Stationed at the Technology & Protest Conference at the Technical University, Berlin & again at West Space gallery in Melbourne - I provided participants with the opportunity to make their personal Sound Selfie. Looking into the camera on my laptop, facial recognition algorithms detected and analysed conference / gallery attendees’ faces, and the individual facial data generated sound. Exploring modes of participatory surveillance as well as making a parallel action to the usual chain of events for the Selfie, the Sound Selfies were instantly uploaded and archived to a Facebook page.
Investigating how the surveillance of identity can lead to a biological reductionism, I programmed a basic form of digital synthesis (FM synthesis) to emphasise the reductive process of digitally encoding the face into a few basic measurements. By taking measurements at regular intervals and storing them as numbers, digital (binary) encodes by marking thresholds of absolute distinction. The gap between two thresholds is a range of quality, but digitisation imposes a uniform value on this range thereby erasing difference. Digital excludes excess, singularity and uniqueness in favour of static fixed forms. I’m interested in what this means when our identities, choices, and personalities are transformed into streams of data under the algorithmic gaze.

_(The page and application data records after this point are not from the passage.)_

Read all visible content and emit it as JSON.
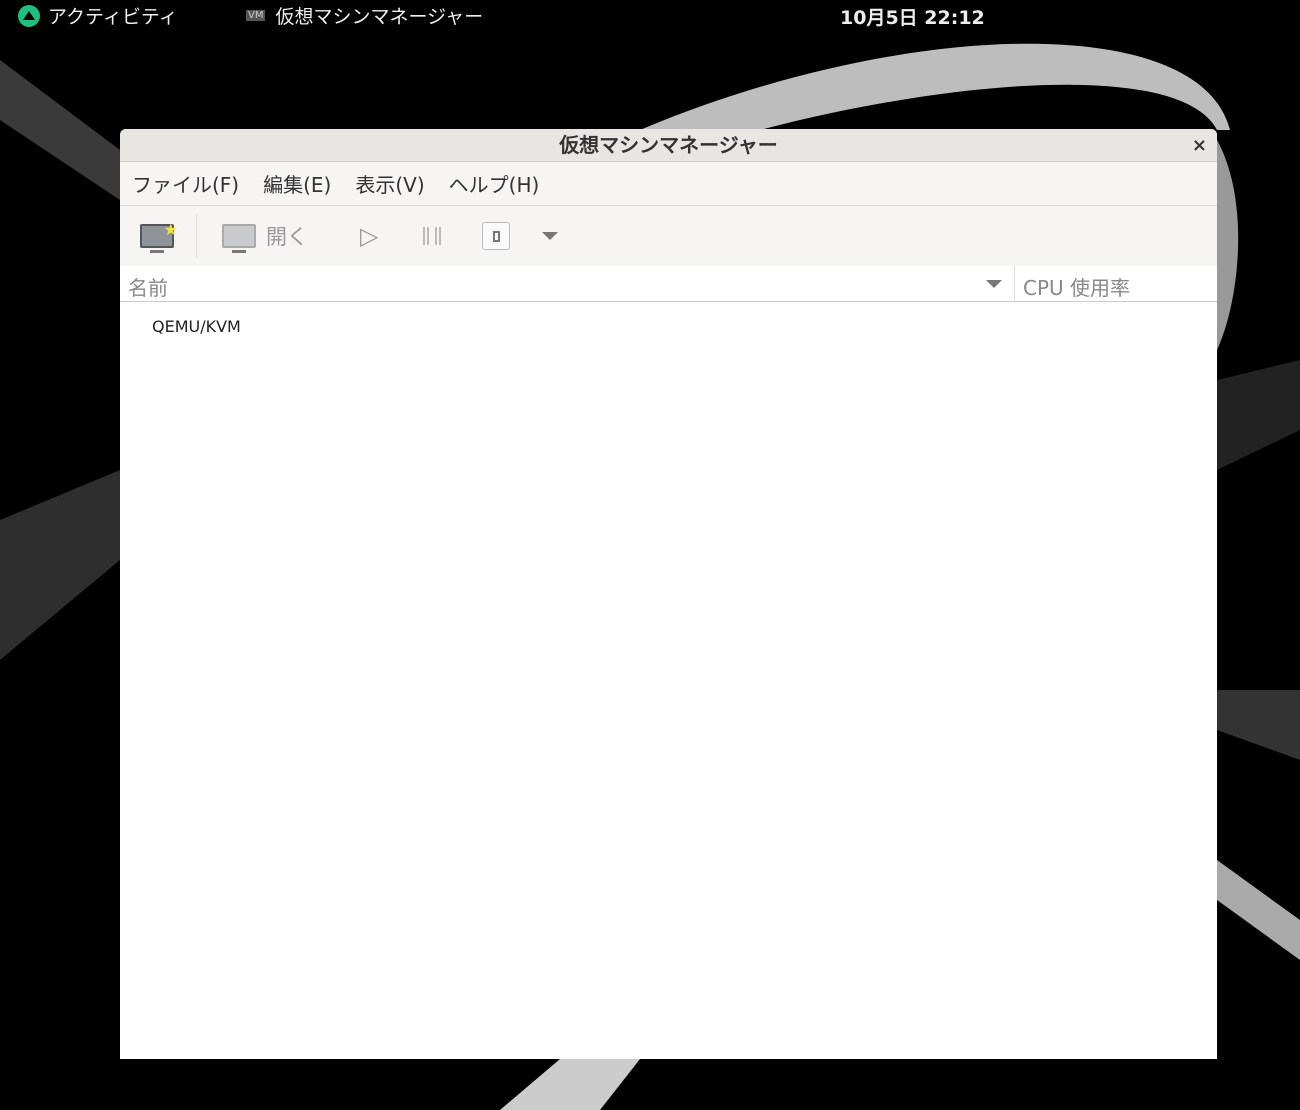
{
  "topbar": {
    "activities": "アクティビティ",
    "app_name": "仮想マシンマネージャー",
    "app_icon_text": "VM",
    "clock": "10月5日 22:12"
  },
  "window": {
    "title": "仮想マシンマネージャー",
    "close": "×"
  },
  "menu": [
    "ファイル(F)",
    "編集(E)",
    "表示(V)",
    "ヘルプ(H)"
  ],
  "toolbar": {
    "open_label": "開く"
  },
  "columns": {
    "name": "名前",
    "cpu": "CPU 使用率"
  },
  "connections": [
    "QEMU/KVM"
  ]
}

*Facial recognition technologies (FRT) use mathematical algorithms to create a digital template of a person’s face. FRT when employed as a surveillance technology requires no involvement from the person that is being surveyed or incidentally captured by camera. Unlike other biometrics FRT can operate anonymously in the background. People do not need to surrender their face image as they would their fingerprint or their iris scan. A face can be captured and (de)coded without the person’s consent or active participation. FRT is therefore considered to be a ‘silent technology’.